I’ve been carrying the pen in my Fodderstack XL for a couple of days. Since there’s no clip the pen does slip out if I turn the case upside down, but this hasn’t been a problem. Pulling up by the cap has removed the cap, probably due to my hesitation in recapping the pen, so I’ve begun to push the bottom of the pen up (through the material) and then grabbing it. This makes the pen ready to write faster than removing a clipped pen.

There’s no threads to interfere with the grip so the Model 20 is comfortable to hold. The pen is also very light. It’s one of the few pens that is as comfortable (to me) whether posted or unposted. Since there’s no clip the posted cap feels like an extension to the barrel. I have posted the pen a couple if times when I couldn’t hold the cap and it would roll away if I put it down.

The Model 20 is a mid-sized pen compared to other Franklin-Christoph fountain pens. It just enters the size of what I find big enough to be comfortable, but it is comfortable. I haven’t used it for any long writing sessions yet, the longest was about 20 minutes. There was no fatigue. I was initially a little concerned that the pen is too small & light for my tastes and it would be a pen I subconsciously grip too tightly, but so far that hasn’t been a problem.

My first ink for the pen is Graf von Faber-Castell Garnet Red, it seemed like this pen should have a red ink. I’ve got no complaints so far, they are working well together. My initial impression of the Franklin-Christoph Model 20 “Marietta” is very positive.

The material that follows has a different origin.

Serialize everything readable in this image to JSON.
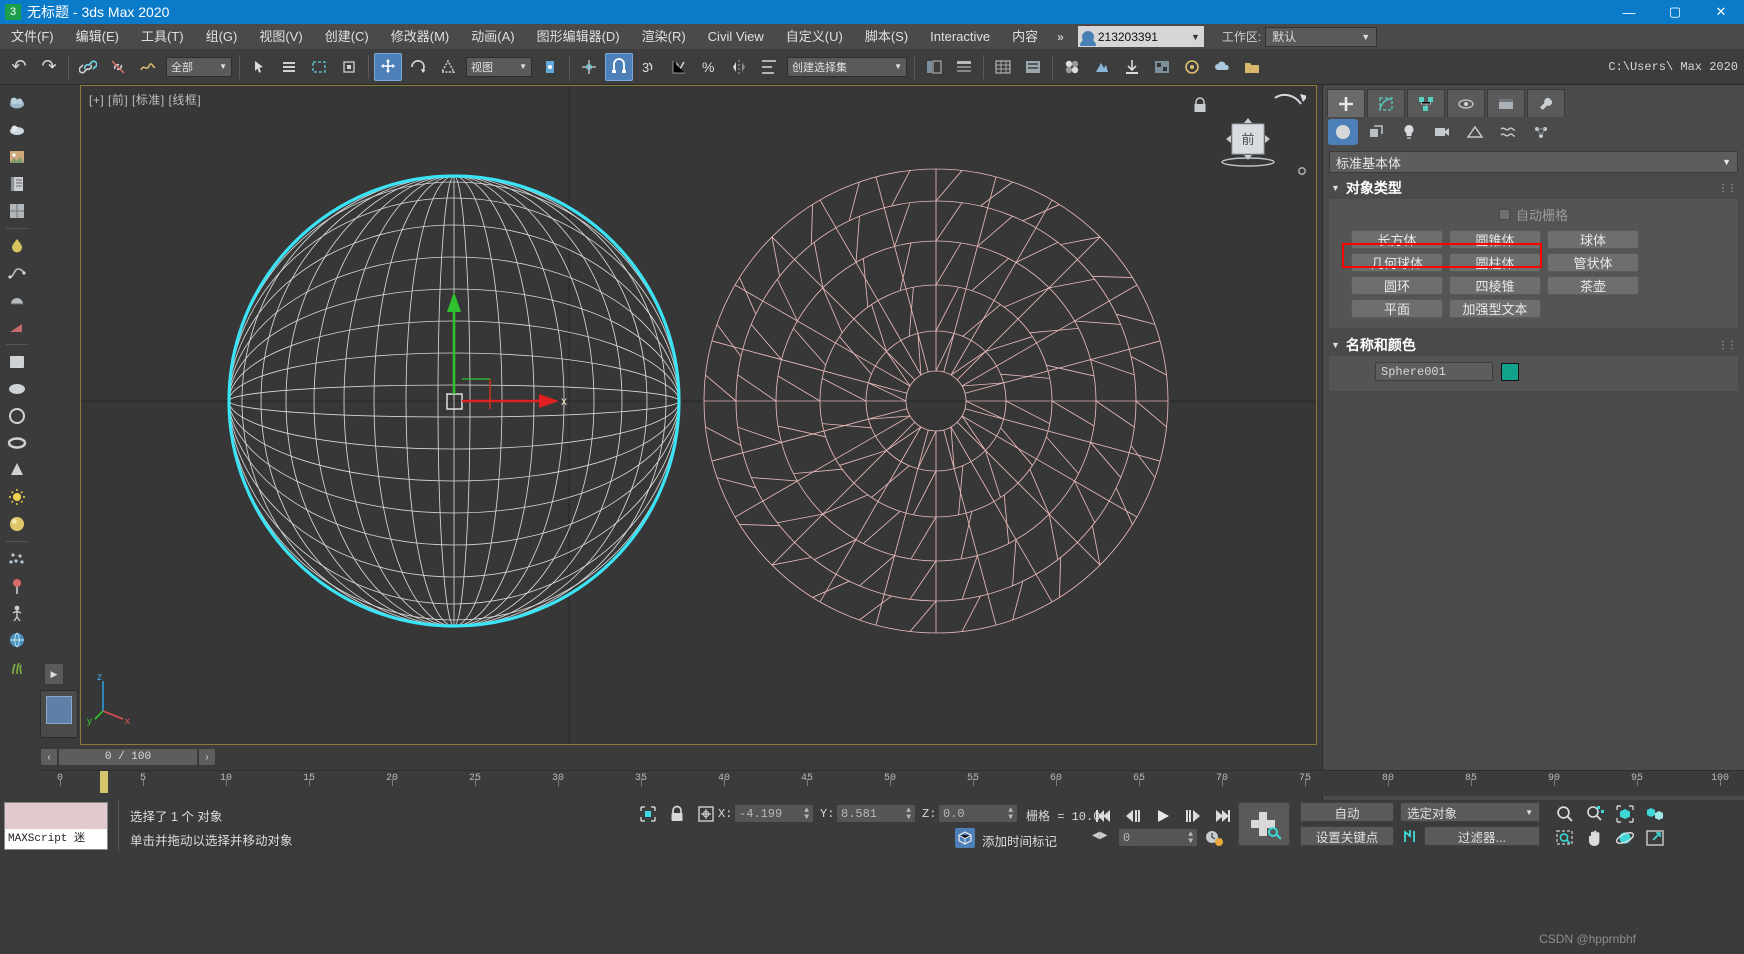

As I mentioned in the article, the vibrancy of the color varies with the light. These photos were taken in natural, indirect sunlight (near a window).

Ink & Pen Notes: Kaweco AL Sport with Kaweco Black ink

Kaweco AL Sport extra fine nib

The Kaweco AL Sport (Raw Aluminum) is showing the effects of being in my pocket with keys and other metal objects. I like it. That’s one reason it’s been inked up for nearly three months. I like carrying it, but it got very little use. I end up using it more at home than actually pulling it from my pocket when I’m out an about. So rather than go into the fourth month I decided to flush it out with about a quarter of the ink still in the cartridge.

I don’t have much to say. It’s a work horse pen and ink combination that work well. It’s just I find myself needing a pocket pen less and less these days. Plus, I recently added the Kaweco Brass Sport and I’ve been carrying that around. I don’t need two sports inked up.

The ink was easy to flush out. It was immensely easier to flush this pen, inked for nearly three months, than it was to clean the Akkerman IG ink of two weeks.

For now the Kaweco AL Sport goes back into the pen case.